“How can you Catholics stand so many rules? The Church is just too rigid.”
OK, not a new criticism. This has been a common charge for centuries, ironically mostly from those outside the Church. It’s not hard to understand the thinking behind this. After all the Church has something called “The Catechism of the Catholic Church“. It’s like the instruction manual for Catholics. The copy on my desk is 800 pages long!
On top of that, there’s “The Code of Canon Law“, another book of almost 1,000 pages. How can anyone possibly live with so many rules and regulations?! Here’s the thing. We live our lives, Catholic or secular, according to a set of guidelines. In the secular world they’re called “laws” and if you ever watch a lawyer show on television you’ll notice that every law office has shelf after shelf of law books. If you play sports, you know that each one has a rule book. Some are simple like soccer which has just twelve laws with most of the important stuff in just one law which covers all the fouls. On the other hand, baseball and American football have very thick rule books.
Most successful businesses operate under a set of rules, maybe written down, maybe not. These are internal rules and regulations plus every business must follow codes and laws that get more complicated every day. Just yesterday Fred DeLuca, founder of Subway restaurants said that if he were to try to start his chain today it would be impossible because of government regulations. Subway, started in 1965 is the second largest restaurant company in the world.
We can’t escape laws and rules in any area of our lives. Even natural laws, for example the law of gravity, restrict our actions. It would be great to be able to fly like the birds, but that silly gravity law keeps us firmly planted on planet Earth.
As far as civil law is concerned, I don’t think I should have to stop at red lights. It slows me down! It’s a restriction of my freedom! But the red light is there for a reason, mostly to keep me from killing myself or someone else in an accident. I don’t know about you, but I wouldn’t want to drive in a place that didn’t have traffic laws.
In this remarkable thing we call the Catholic Church, our basic laws were given to us by God and Jesus Himself. “Thou shalt not kill. Thou shall love the Lord God. Do unto others as you would have them do unto you.” No rational person would dispute these things. Over the centuries, our Church leaders have interpreted the Word of God and expanded on God’s laws making them easier for us to understand and to follow.
Most Catholics don’t own a copy of the Catechism.
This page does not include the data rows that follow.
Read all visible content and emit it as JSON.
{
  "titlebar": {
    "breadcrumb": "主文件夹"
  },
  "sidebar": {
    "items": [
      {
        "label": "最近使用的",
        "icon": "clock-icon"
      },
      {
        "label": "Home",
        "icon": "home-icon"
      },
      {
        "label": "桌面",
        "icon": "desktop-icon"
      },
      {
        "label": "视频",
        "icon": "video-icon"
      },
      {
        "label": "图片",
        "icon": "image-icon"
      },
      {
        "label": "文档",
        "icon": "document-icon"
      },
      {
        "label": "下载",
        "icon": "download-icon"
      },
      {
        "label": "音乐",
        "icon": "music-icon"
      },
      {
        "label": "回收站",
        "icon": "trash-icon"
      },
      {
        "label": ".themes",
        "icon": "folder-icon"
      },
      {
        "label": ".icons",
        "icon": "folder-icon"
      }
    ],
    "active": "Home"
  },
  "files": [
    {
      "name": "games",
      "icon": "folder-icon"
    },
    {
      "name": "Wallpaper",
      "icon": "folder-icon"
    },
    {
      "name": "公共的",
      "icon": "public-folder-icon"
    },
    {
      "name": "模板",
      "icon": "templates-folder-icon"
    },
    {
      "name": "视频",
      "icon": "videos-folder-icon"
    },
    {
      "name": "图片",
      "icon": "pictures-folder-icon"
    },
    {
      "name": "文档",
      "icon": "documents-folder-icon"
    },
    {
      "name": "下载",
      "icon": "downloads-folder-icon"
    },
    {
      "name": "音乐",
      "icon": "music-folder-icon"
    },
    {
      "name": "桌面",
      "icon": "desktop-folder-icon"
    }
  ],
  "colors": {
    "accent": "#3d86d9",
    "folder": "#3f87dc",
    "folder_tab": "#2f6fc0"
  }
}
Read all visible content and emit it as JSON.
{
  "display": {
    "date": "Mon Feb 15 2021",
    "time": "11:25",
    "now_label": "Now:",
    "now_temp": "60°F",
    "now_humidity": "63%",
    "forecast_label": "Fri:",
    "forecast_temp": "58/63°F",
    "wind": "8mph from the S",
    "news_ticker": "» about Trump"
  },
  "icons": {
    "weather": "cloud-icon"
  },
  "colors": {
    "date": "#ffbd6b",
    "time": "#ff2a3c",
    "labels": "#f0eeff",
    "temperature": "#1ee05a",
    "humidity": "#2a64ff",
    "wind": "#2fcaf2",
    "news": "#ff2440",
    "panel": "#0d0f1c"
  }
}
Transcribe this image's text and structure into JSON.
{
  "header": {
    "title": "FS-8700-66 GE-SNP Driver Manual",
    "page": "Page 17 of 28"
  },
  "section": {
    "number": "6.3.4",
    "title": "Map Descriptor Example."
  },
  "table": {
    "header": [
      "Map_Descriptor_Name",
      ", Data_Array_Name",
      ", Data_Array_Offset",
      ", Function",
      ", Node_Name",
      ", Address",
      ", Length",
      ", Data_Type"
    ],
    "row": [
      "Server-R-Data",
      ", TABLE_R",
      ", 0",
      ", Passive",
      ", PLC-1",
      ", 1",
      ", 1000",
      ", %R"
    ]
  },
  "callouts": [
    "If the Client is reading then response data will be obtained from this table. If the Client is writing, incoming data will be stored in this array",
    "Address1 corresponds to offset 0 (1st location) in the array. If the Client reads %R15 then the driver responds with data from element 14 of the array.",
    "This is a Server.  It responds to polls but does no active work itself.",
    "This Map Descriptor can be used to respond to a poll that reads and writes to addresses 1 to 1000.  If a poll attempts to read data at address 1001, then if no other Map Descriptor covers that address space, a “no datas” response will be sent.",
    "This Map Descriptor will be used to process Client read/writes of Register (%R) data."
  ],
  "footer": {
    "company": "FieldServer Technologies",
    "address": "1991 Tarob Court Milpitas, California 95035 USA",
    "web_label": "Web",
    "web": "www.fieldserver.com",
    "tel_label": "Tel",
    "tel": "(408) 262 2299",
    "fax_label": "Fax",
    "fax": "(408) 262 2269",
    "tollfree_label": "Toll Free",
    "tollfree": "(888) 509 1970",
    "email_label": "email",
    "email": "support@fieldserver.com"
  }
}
They should, but they probably don’t. If a Catholic has a question, the Catechism is a handy place to look for the answer. Every paragraph is cross-referenced to the Scripture passage or Church document that supports it.
On the other hand, most people probably shouldn’t have a copy of the Code of Canon Law any more than the average citizen should have an entire book shelf devoted to secular law books. The Code deals with things that most of us don’t need to study in that much detail. I’d say that marriage law is probably the area where Canon Law touches us the most frequently. Marriage regulations are spelled out quite specifically in the Code. For the average person, planning the average wedding, your priest or deacon can tell you everything you need to know. If you’re planning a wedding that’s not so ordinary, what you need to know is in the book.
A relatively common situation is where two people (a man and a woman, remember?) want to get married. They live in two different cities and want to get married in yet another city. There are rules that cover this. Why? Because whoever performs your wedding wants to be sure that the ceremony is valid.
To get back to the original question, “How can you Catholics stand so many rules?”, I think I can give you a practical answer. The so-called rigid structure of the Church actually makes us free. Today is Friday and it’s Lent. When I got out of bed this morning I didn’t have to decide what to do today to offer an adequate sacrifice. The Church tells me, at a minimum, that I shouldn’t eat meat today. I don’t have to figure out what to do. I don’t have to worry that I’m not doing enough. The Church tells me that abstaining from meat for 24 hours is a proper penance. I can do more if I like, but I know that I’ve made the right effort.
On a somewhat higher level, I don’t have to wrestle with my conscience regarding birth control. I know what I’m supposed to do. The same goes for every other sin. I’m free because I don’t have to worry about sinning. Oh, I have to worry about my own sinful tendencies, but I don’t have to decide for myself what’s sinful and what isn’t. I already know, and if I’m not sure, I can turn to the Church for answers.